Thursday, March 27, 2014
Sunday, March 9, 2014
Benet Mclean is a jazz pianist, singer, writer and violinist, who I have caught a couple of times playing in London. Ahead of his Wakefield Jazz gig on Friday 14th March I caught up with him for a chat on the email! For more details of the gig please check http://www.wakefieldjazz.org/bands.htm
Some of you might have spotted him playing in Jay Phelps band last week at Seven Jazz Leeds!
MBS - Is this tour an album tour or will there be other material being played in Wakefield?
BM - Everything's gone by in a bit of a blur recently. I've been involved in another project called Projections of Miles which has been good and I've had several dates with my own group in places such as Derbyshire , Lincoln & more. This date in Wakefield marks the end of a string of dates for us . . . I wouldn't quite call it a tour but it certainly has been an interesting ride. We're playing a mix of stuff , some as yet unrecorded too. I would say 60% from the previous albums and 40% new music (to be recorded in the future). We're really excited about the new release on 33 Jazz Records "Benet M. Live @ the 606" and we want to build on the kind of sounds and ideas we got on that album.
MBS - You have been a pianist and keys player in other peoples bands in your career has this informed your own music?
BM - That's a good question. Inevitably I think it has. Immediately Kevin Haynes Gruppo Elegua comes to mind. My tenure with Dennis Rollins' Bad Bone & Co was really helpful for me to observe presentation options (if that makes sense?). Knowing there are different ways to present the music. I don't wanna get on the straight-aheader's nerves - but I've never really been to interested in turning up to a gig, having a beer and kinda going on and jamming on standards with pretty much the same formula on every tune. I've always been attracted to different ways of doing things i think. Even some of the people that i was so fortunate enough to have as mentors & musical colleagues when I was a child growing up (such as Yehudi Menuhin, my amazing school music teacher Miss Osborne, Kora player and composer Tunde Jegede & many more) have really had a lasting vibe to me. I feel lucky and feel I'm just as much a fan of music as being a musician - when heroes of mine come and play at Ronnie Scott's in London - myself and a couple of friends alway bring albums of the appearing artist to hopefully get an autograph !

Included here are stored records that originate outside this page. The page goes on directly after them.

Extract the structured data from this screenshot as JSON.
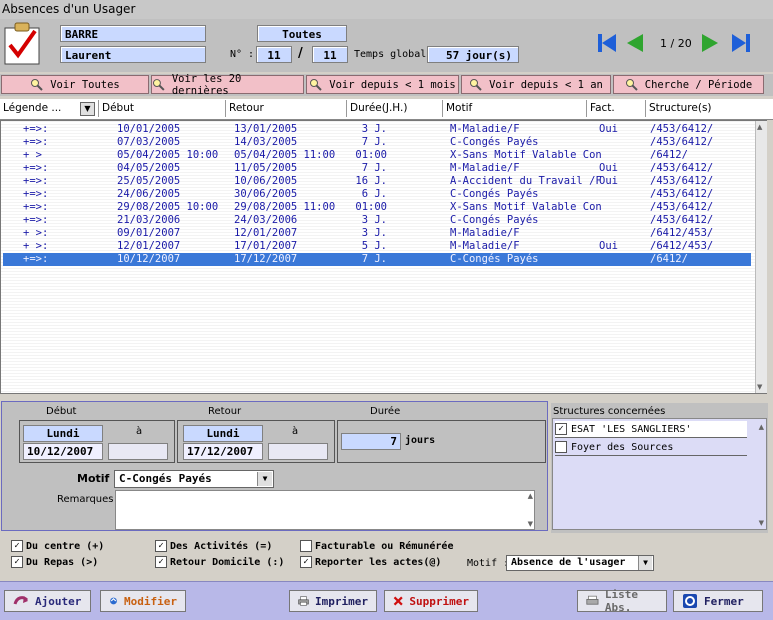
{
  "window": {
    "title": "Absences d'un Usager"
  },
  "patient": {
    "last_name": "BARRE",
    "first_name": "Laurent"
  },
  "filter": {
    "label": "Toutes"
  },
  "record": {
    "no_label": "N° :",
    "current": "11",
    "sep": "/",
    "total": "11"
  },
  "global_time": {
    "label": "Temps global :",
    "value": "57",
    "unit": "jour(s)"
  },
  "nav": {
    "page": "1 / 20"
  },
  "filter_buttons": [
    "Voir Toutes",
    "Voir les 20 dernières",
    "Voir depuis < 1 mois",
    "Voir depuis < 1 an",
    "Cherche / Période"
  ],
  "columns": {
    "legend": "Légende ...",
    "start": "Début",
    "return": "Retour",
    "duration": "Durée(J.H.)",
    "reason": "Motif",
    "billed": "Fact.",
    "structure": "Structure(s)"
  },
  "rows": [
    {
      "flag": "+=>:",
      "start": "10/01/2005",
      "ret": "13/01/2005",
      "dur": "3 J.",
      "reason": "M-Maladie/F",
      "fact": "Oui",
      "struct": "/453/6412/"
    },
    {
      "flag": "+=>:",
      "start": "07/03/2005",
      "ret": "14/03/2005",
      "dur": "7 J.",
      "reason": "C-Congés Payés",
      "fact": "",
      "struct": "/453/6412/"
    },
    {
      "flag": "+ >",
      "start": "05/04/2005 10:00",
      "ret": "05/04/2005 11:00",
      "dur": "01:00",
      "reason": "X-Sans Motif Valable Con",
      "fact": "",
      "struct": "/6412/"
    },
    {
      "flag": "+=>:",
      "start": "04/05/2005",
      "ret": "11/05/2005",
      "dur": "7 J.",
      "reason": "M-Maladie/F",
      "fact": "Oui",
      "struct": "/453/6412/"
    },
    {
      "flag": "+=>:",
      "start": "25/05/2005",
      "ret": "10/06/2005",
      "dur": "16 J.",
      "reason": "A-Accident du Travail /F",
      "fact": "Oui",
      "struct": "/453/6412/"
    },
    {
      "flag": "+=>:",
      "start": "24/06/2005",
      "ret": "30/06/2005",
      "dur": "6 J.",
      "reason": "C-Congés Payés",
      "fact": "",
      "struct": "/453/6412/"
    },
    {
      "flag": "+=>:",
      "start": "29/08/2005 10:00",
      "ret": "29/08/2005 11:00",
      "dur": "01:00",
      "reason": "X-Sans Motif Valable Con",
      "fact": "",
      "struct": "/453/6412/"
    },
    {
      "flag": "+=>:",
      "start": "21/03/2006",
      "ret": "24/03/2006",
      "dur": "3 J.",
      "reason": "C-Congés Payés",
      "fact": "",
      "struct": "/453/6412/"
    },
    {
      "flag": "+ >:",
      "start": "09/01/2007",
      "ret": "12/01/2007",
      "dur": "3 J.",
      "reason": "M-Maladie/F",
      "fact": "",
      "struct": "/6412/453/"
    },
    {
      "flag": "+ >:",
      "start": "12/01/2007",
      "ret": "17/01/2007",
      "dur": "5 J.",
      "reason": "M-Maladie/F",
      "fact": "Oui",
      "struct": "/6412/453/"
    },
    {
      "flag": "+=>:",
      "start": "10/12/2007",
      "ret": "17/12/2007",
      "dur": "7 J.",
      "reason": "C-Congés Payés",
      "fact": "",
      "struct": "/6412/"
    }
  ],
  "detail": {
    "start_label": "Début",
    "return_label": "Retour",
    "duration_label": "Durée",
    "a_label": "à",
    "start_day": "Lundi",
    "start_date": "10/12/2007",
    "return_day": "Lundi",
    "return_date": "17/12/2007",
    "duration_value": "7",
    "duration_unit": "jours",
    "reason_label": "Motif",
    "reason_value": "C-Congés Payés",
    "remarks_label": "Remarques"
  },
  "checks": {
    "centre": "Du centre (+)",
    "repas": "Du Repas (>)",
    "activites": "Des Activités (=)",
    "retour": "Retour Domicile (:)",
    "facturable": "Facturable ou Rémunérée",
    "reporter": "Reporter les actes(@)",
    "motif_label": "Motif :",
    "motif_value": "Absence de l'usager"
  },
  "structures": {
    "title": "Structures concernées",
    "items": [
      "ESAT 'LES SANGLIERS'",
      "Foyer des Sources"
    ]
  },
  "buttons": {
    "add": "Ajouter",
    "modify": "Modifier",
    "print": "Imprimer",
    "delete": "Supprimer",
    "list": "Liste Abs.",
    "close": "Fermer"
  }
}
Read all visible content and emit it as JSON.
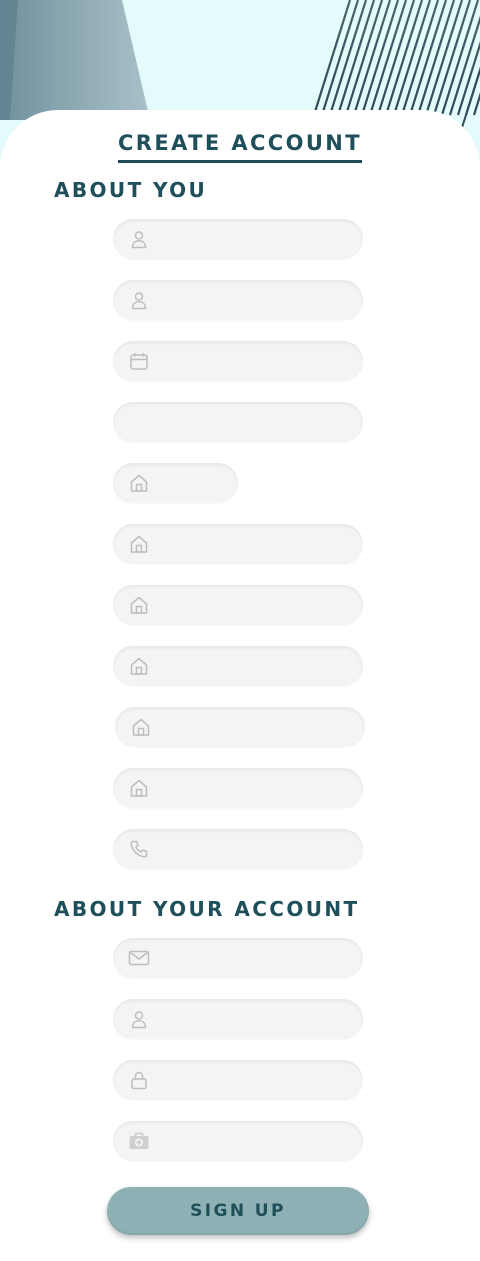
{
  "form": {
    "title": "CREATE ACCOUNT",
    "accent_color": "#1f4f5b",
    "field_background": "#f4f4f4",
    "icon_color": "#bdbdbd"
  },
  "about_you": {
    "heading": "ABOUT YOU",
    "fields": [
      {
        "icon": "user-icon",
        "value": "",
        "placeholder": ""
      },
      {
        "icon": "user-icon",
        "value": "",
        "placeholder": ""
      },
      {
        "icon": "calendar-icon",
        "value": "",
        "placeholder": ""
      },
      {
        "icon": "",
        "value": "",
        "placeholder": ""
      },
      {
        "icon": "home-icon",
        "value": "",
        "placeholder": ""
      },
      {
        "icon": "home-icon",
        "value": "",
        "placeholder": ""
      },
      {
        "icon": "home-icon",
        "value": "",
        "placeholder": ""
      },
      {
        "icon": "home-icon",
        "value": "",
        "placeholder": ""
      },
      {
        "icon": "home-icon",
        "value": "",
        "placeholder": ""
      },
      {
        "icon": "home-icon",
        "value": "",
        "placeholder": ""
      },
      {
        "icon": "phone-icon",
        "value": "",
        "placeholder": ""
      }
    ]
  },
  "about_account": {
    "heading": "ABOUT YOUR ACCOUNT",
    "fields": [
      {
        "icon": "mail-icon",
        "value": "",
        "placeholder": ""
      },
      {
        "icon": "user-icon",
        "value": "",
        "placeholder": ""
      },
      {
        "icon": "lock-icon",
        "value": "",
        "placeholder": ""
      },
      {
        "icon": "medical-kit-icon",
        "value": "",
        "placeholder": ""
      }
    ]
  },
  "actions": {
    "signup_label": "SIGN UP",
    "signup_color": "#8fb0b4"
  }
}
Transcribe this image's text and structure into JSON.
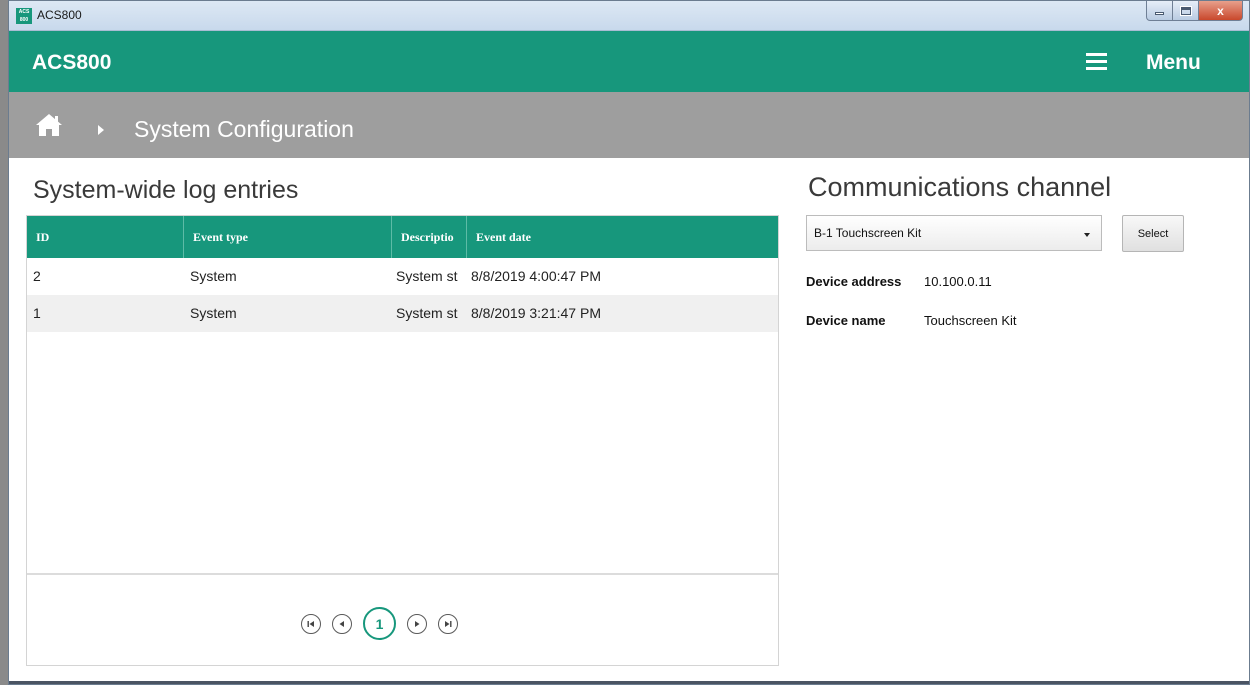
{
  "window": {
    "title": "ACS800",
    "icon_text": "ACS 800",
    "min_icon": "minimize-icon",
    "max_icon": "maximize-icon",
    "close_glyph": "x"
  },
  "header": {
    "app_name": "ACS800",
    "menu_label": "Menu",
    "menu_icon": "hamburger-icon"
  },
  "breadcrumb": {
    "home_icon": "home-icon",
    "separator_icon": "chevron-right-icon",
    "current": "System Configuration"
  },
  "log": {
    "title": "System-wide log entries",
    "columns": [
      "ID",
      "Event type",
      "Descriptio",
      "Event date"
    ],
    "rows": [
      {
        "id": "2",
        "type": "System",
        "description": "System st",
        "date": "8/8/2019 4:00:47 PM"
      },
      {
        "id": "1",
        "type": "System",
        "description": "System st",
        "date": "8/8/2019 3:21:47 PM"
      }
    ],
    "pager": {
      "first": "first-page-icon",
      "prev": "previous-page-icon",
      "current_page": "1",
      "next": "next-page-icon",
      "last": "last-page-icon"
    }
  },
  "comm": {
    "title": "Communications channel",
    "selected_channel": "B-1 Touchscreen Kit",
    "select_label": "Select",
    "device_address_label": "Device address",
    "device_address": "10.100.0.11",
    "device_name_label": "Device name",
    "device_name": "Touchscreen Kit"
  },
  "colors": {
    "accent": "#17977c",
    "breadcrumb_bg": "#9e9e9e"
  }
}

MBS - Do you ever sing with a pianist other than yourself?
BM - A few times, yes. I used to sing backing vocals in this 'super-in-vogue' club in London called the Ten Rooms. Celebrities used to be sitting around drinking. The music was loud!! The music was a far cry from the bebop that we love.
MBS - This is your third album as a leader, what is the inspiration behind this one?
BM - Yes, I'm excited about this album - it was recorded last year & is a live album recorded at one gig at the 606, also featuring superb saxophonist Duncan Eagles. I'm not as enthusiastic about live albums that feature material sort of collected from the best parts of gigs. You probably get a stronger selection in a way - but I think might lose the "live at the gig" feel of the album. This album is not only from one gig but it's pretty much from one set too . . . it's pretty much our 2nd set from that gig. I have trouble digging my own stuff though - a lot of times I just hear what could have been better.
MBS - When song writing what comes first, the lyric, the melody, the rhythm or the Harmony?
BM - For me every time it's different. And I'm not a prolific writer too. If an idea comes to me that seems to be leading to a new song then I get the pen and paper out. But I hardly ever sit down and say "right I'm gonna write something now". If it comes then cool . . . but otherwise i'm cool with that too. I'm also, I guess one of my contemporaries, that never uses a computer at any stage of the writing process & still even handwrite all the parts for the band. I like computers and all . . . but I guess I'm just old fashioned. For me the music writing process is head,heart,time to evolve, then pen,paper.
MBS - What makes you want to interpret a particular song?
BM - If it moves me - if it kind of gets inside you.
MBS - You have a healthy interest in art, do you paint?
BM - Not so much these days - I have exhibited some of my paintings and drawings in the past. But honestly I don't really see myself as a fully fledged artisan. It's just something I might do if I'm not doing much creative music for a period you dig?
MBS - Do you like Marmalade?
BM - Love Marmalade actually. Love it... I wanna get paid in Marmalade for the next gig please
Here is one of Benet's youtube clips paying homage to the great jazz pianists as a taster of what to expect on Fridayhttps://www.youtube.com/watch?v=1eGhiqRv-Wg
For more about Benet please check out his web sitehttp://www.benetmclean.com/